Yesterday I was asking myself: “I wonder if Caterpillar’s making a hybrid?”

Yeah. This is old news for hard-core Cat-watchers: the D7E, Prius of earthmoving set. Instead of a diesel engine doing most of the work of turning the tracks — putting a lot more strain on the engine and burning a lot more fuel — the D7E engine delivers power to a pair of electric motors, which do most of the heavy lifting while the diesel-powered engine operates in a fairly narrow range (like switching from city driving to highway). From Caterpillar’s pitch:

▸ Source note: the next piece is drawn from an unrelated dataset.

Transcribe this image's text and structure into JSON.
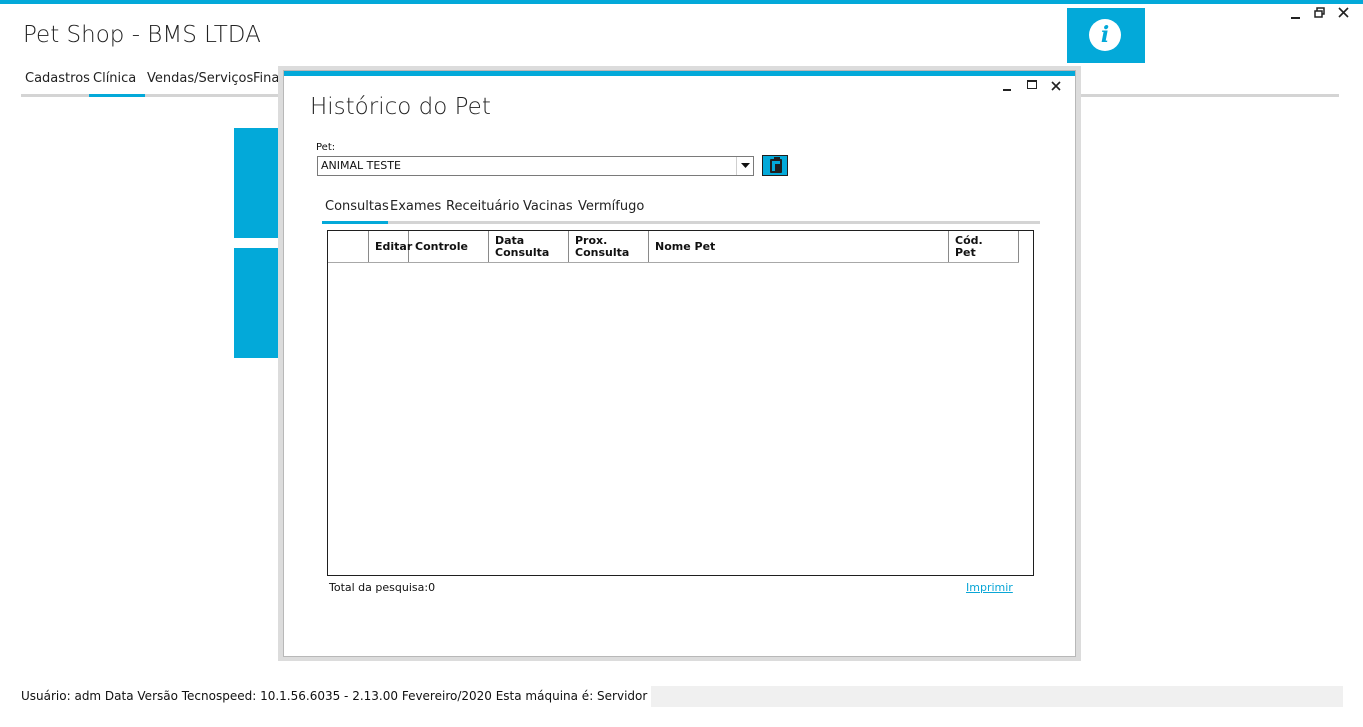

This electric drive train configuration has 60 percent fewer moving parts, requiring less service and replacement than conventional transmissions, enabling the D7E to extend drive train component life and reduce lifetime operating costs by an average of 10 percent. The electric drive system also enables the customer to move up to 25 percent more material per gallon of fuel consumed and reduce the accompanying greenhouse gas (GHG) emissions by similar amounts -– improvements that wouldn’t be possible with conventional drive systems. Also, with visibility increases of 35 percent and improved access /egress, the D7E is safe on the jobsite. … The D7E is scheduled for introduction in 2009.

This video with the editor of Construction Equipment magazine interviews a Cat engineer — who drones on a bit but does fill in some of the details on the D7E. This vid shows one turning on a dime.

The diesel engine is at the front left; electric motors turn the drive axles.

The diesel engine is at the front left; electric motors turn the drive axles. This is from a Las Vegas trade show in March 2008.

Various bulletin board postings from potential users seem pretty enthusiastic. This one notes that Volvo is hot on Cat’s tail with its own hybrid drive.

Diesel-electric is old technology: locomotives have been using it for decades. But there is a high-tech twist with the D7E: According to the Cat engineer interviewed in the video above, the advent of semiconductors that can withstand construction site torture tests has smoothed the transition of diesel-electric from trains to track-type tractors. So there’s even a Silicon Valley link for my geeky neighbors to appreciate.

More on the D7E at this Construction Equipment article.

2 comments | Permalink | Tags: ,
Tom Mangan posted at 10:29 am December 20th, 2008 |